### Exercise objective
Among the entries below, find the lines that contain the string "Cowork". State only how many there are.

### Dataset
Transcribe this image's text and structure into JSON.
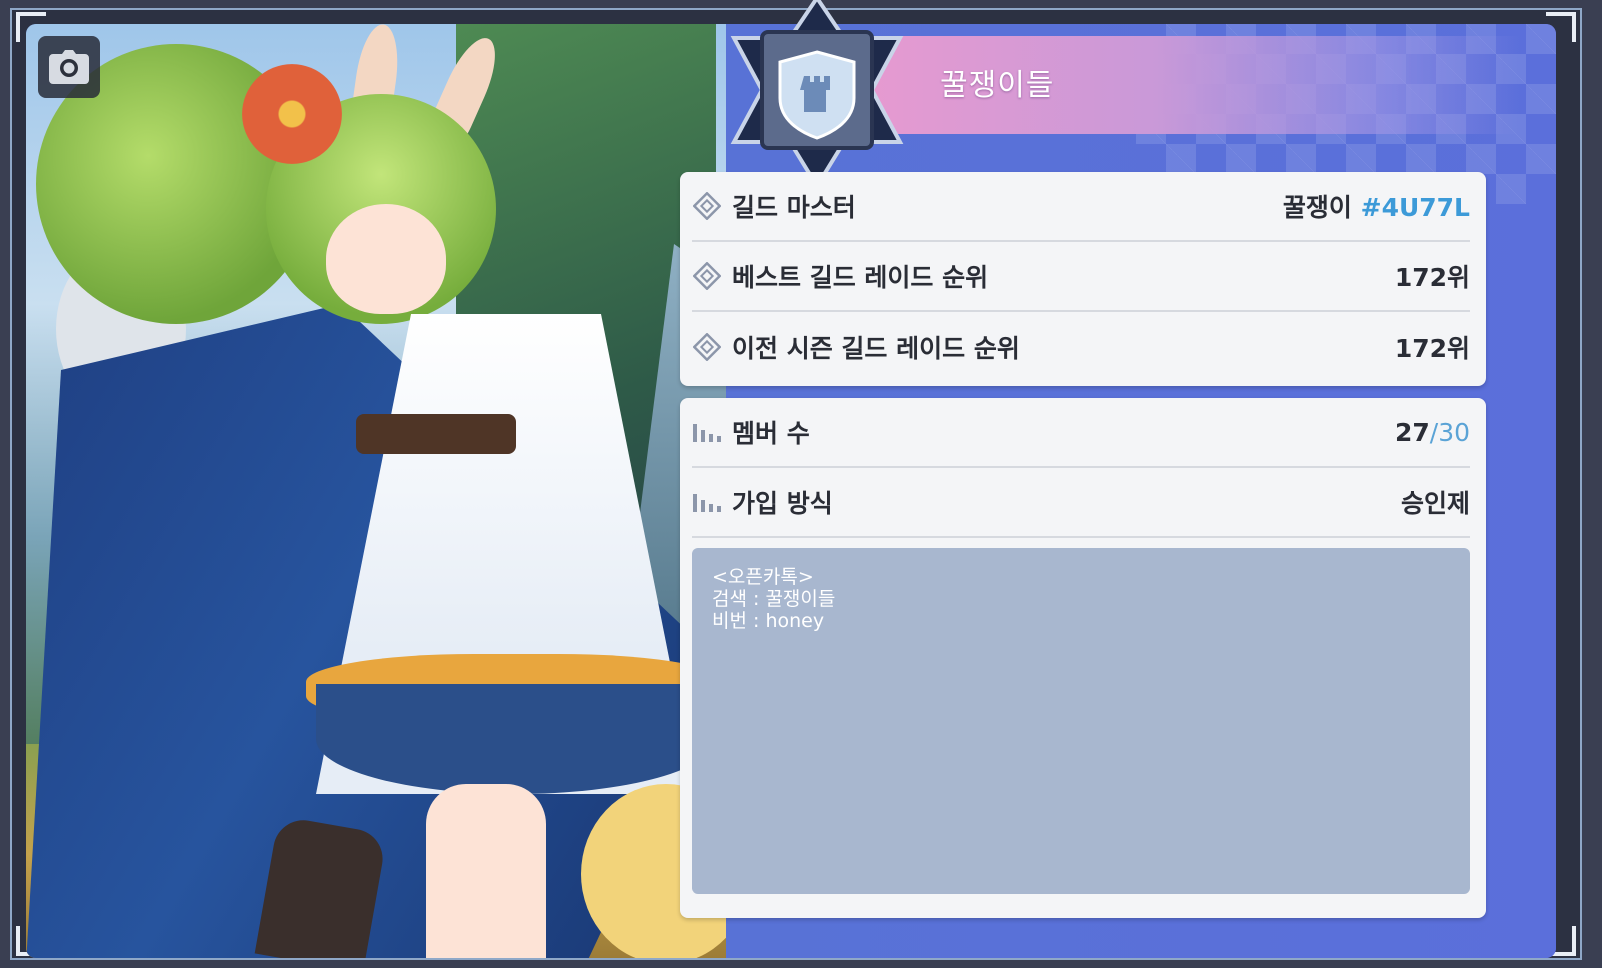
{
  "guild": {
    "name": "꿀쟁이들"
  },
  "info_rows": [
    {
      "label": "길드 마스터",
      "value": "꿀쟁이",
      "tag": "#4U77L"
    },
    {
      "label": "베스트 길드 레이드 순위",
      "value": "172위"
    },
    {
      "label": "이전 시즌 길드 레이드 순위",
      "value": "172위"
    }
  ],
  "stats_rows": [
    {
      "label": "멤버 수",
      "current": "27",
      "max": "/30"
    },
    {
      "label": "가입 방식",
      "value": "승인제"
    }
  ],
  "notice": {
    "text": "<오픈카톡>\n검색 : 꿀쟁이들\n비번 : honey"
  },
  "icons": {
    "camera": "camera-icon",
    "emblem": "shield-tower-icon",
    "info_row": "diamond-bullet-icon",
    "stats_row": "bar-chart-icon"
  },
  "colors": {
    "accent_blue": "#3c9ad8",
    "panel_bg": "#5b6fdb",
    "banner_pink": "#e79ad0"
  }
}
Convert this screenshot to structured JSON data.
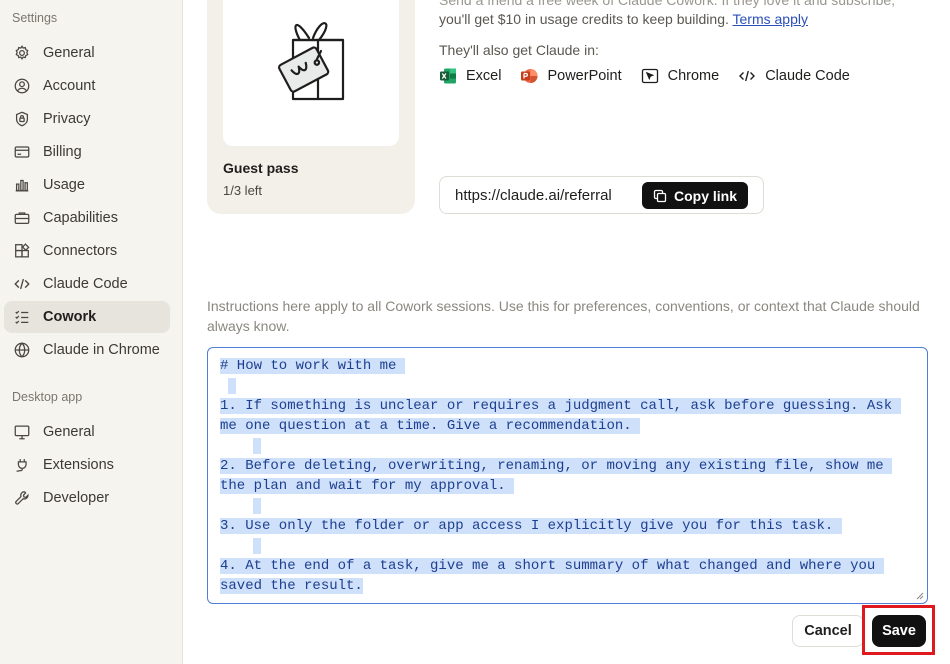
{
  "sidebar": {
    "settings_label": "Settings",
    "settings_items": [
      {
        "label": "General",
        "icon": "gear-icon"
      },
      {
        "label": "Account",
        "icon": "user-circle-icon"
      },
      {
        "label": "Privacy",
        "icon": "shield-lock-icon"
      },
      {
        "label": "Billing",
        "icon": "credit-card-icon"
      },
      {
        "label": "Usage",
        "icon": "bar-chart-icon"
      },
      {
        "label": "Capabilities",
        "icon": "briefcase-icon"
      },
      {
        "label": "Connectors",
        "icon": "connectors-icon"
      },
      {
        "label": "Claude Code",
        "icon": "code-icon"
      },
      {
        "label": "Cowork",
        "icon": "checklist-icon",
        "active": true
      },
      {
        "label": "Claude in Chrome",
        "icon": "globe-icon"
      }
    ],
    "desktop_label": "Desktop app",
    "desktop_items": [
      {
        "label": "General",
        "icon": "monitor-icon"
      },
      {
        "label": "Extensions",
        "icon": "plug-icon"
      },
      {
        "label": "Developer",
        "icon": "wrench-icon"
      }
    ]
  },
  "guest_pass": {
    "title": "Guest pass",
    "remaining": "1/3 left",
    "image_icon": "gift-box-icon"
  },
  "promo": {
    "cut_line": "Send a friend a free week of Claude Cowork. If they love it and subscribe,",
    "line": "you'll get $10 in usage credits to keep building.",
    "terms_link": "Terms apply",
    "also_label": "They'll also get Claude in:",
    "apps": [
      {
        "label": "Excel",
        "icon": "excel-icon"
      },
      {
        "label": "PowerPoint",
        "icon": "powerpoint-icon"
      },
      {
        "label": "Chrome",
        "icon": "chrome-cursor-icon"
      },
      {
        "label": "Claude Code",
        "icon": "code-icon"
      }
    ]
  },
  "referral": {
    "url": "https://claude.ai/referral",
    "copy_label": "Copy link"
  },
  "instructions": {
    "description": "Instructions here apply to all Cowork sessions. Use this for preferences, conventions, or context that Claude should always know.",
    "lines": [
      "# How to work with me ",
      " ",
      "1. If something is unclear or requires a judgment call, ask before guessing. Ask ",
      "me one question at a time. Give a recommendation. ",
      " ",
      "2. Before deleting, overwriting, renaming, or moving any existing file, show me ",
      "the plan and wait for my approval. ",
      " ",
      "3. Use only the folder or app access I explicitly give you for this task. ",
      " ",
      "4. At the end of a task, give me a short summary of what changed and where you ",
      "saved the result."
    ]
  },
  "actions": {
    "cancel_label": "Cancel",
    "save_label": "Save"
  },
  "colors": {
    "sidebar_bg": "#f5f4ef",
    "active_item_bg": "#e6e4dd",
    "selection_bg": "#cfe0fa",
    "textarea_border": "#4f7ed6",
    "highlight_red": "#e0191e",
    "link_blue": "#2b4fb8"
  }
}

### Answer box
3